Fantasy Sports and the State of Nevada Go Head-to-Head

October 18, 2015

Nevada has ruled that online fantasy sports are subject to gambling laws and licensure in the state. The two largest firms, FanDuel and DraftKings, have halted all business in the state while the legal fog clears.

The reason for the ruling in Nevada is painfully clear: to suppress any competition with the current licensed gambling firms in Las Vegas and elsewhere in the state. The casinos are legally prevented from online gambling, and so the new fantasy sports venues create “unfair competition” for the licensed firms.

It seems the only unfair part is the prohibition of online gambling for the licensed firms in the first place.

Cases like these highlight the absurdity, corruption, and hypocrisy of government licensing requirements.

Nevadans (at least those that don’t own the licensed casinos) aren’t hurt by the presence of online fantasy sports in their state. If they don’t like it for some reason, they could choose not to play fantasy sports. If enough Nevadans didn’t like fantasy sports, firms like FanDuel and DraftKings would leave the state on their own, looking elsewhere for willing customers. So the ruling by the Nevadan government obviously does not reflect the will of Nevadans, if the unlicensed firms must be forced out of the state.

Licensure is corrupt because it represents competition by force, instead of peacefully producing goods and services consumers prefer to those offered by other firms. Requiring a license says, “I can’t compete with you, so I’m going to force you to pay up and follow my rules so I can stay in business.”

It’s hypocritical, too, because the government also purportedly enforces antitrust and anti-collusion laws. Firms working together to shut down outside competition is collusion. The text of the antitrust Sherman Act prohibits “every contract, in the form of trust or otherwise, or conspiracy, in restraint of trade or commerce.”

The alleged benefits of business licenses, like keeping industry standards, quality assurance, or consumer protection are provided in industries without licensing.
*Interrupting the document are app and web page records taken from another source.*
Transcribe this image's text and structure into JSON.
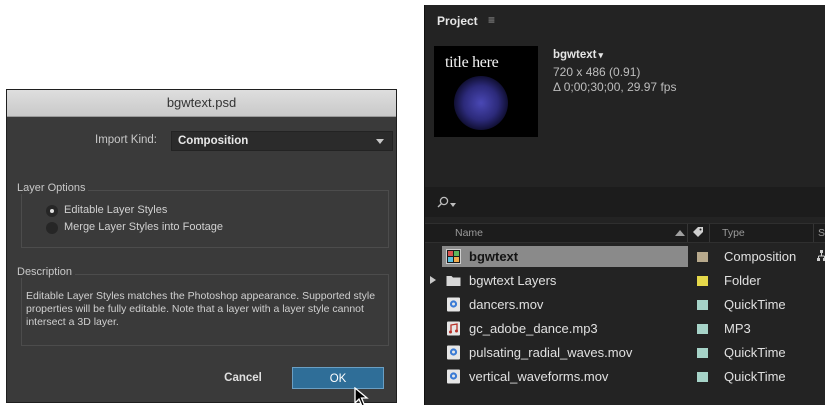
{
  "dialog": {
    "title": "bgwtext.psd",
    "import_kind_label": "Import Kind:",
    "import_kind_value": "Composition",
    "layer_options": {
      "title": "Layer Options",
      "options": [
        {
          "label": "Editable Layer Styles",
          "selected": true
        },
        {
          "label": "Merge Layer Styles into Footage",
          "selected": false
        }
      ]
    },
    "description": {
      "title": "Description",
      "text": "Editable Layer Styles matches the Photoshop appearance. Supported style properties will be fully editable. Note that a layer with a layer style cannot intersect a 3D layer."
    },
    "cancel_label": "Cancel",
    "ok_label": "OK"
  },
  "project": {
    "title": "Project",
    "menu_icon": "≡",
    "thumbnail_text": "title here",
    "comp": {
      "name": "bgwtext",
      "caret": "▾",
      "size": "720 x 486 (0.91)",
      "duration": "Δ 0;00;30;00, 29.97 fps"
    },
    "columns": {
      "name": "Name",
      "type": "Type",
      "extra": "S"
    },
    "items": [
      {
        "name": "bgwtext",
        "type": "Composition",
        "icon": "composition-icon",
        "label_color": "#b7a98c",
        "selected": true
      },
      {
        "name": "bgwtext Layers",
        "type": "Folder",
        "icon": "folder-icon",
        "label_color": "#e5d84a",
        "selected": false,
        "expandable": true
      },
      {
        "name": "dancers.mov",
        "type": "QuickTime",
        "icon": "quicktime-icon",
        "label_color": "#a6d3c8",
        "selected": false
      },
      {
        "name": "gc_adobe_dance.mp3",
        "type": "MP3",
        "icon": "audio-file-icon",
        "label_color": "#a6d3c8",
        "selected": false
      },
      {
        "name": "pulsating_radial_waves.mov",
        "type": "QuickTime",
        "icon": "quicktime-icon",
        "label_color": "#a6d3c8",
        "selected": false
      },
      {
        "name": "vertical_waveforms.mov",
        "type": "QuickTime",
        "icon": "quicktime-icon",
        "label_color": "#a6d3c8",
        "selected": false
      }
    ]
  }
}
Mises, Rothbard, and countless other economists in and outside the Austrian school have pointed out that licensure is simply government-granted …read more

Source: MISES INSTITUTE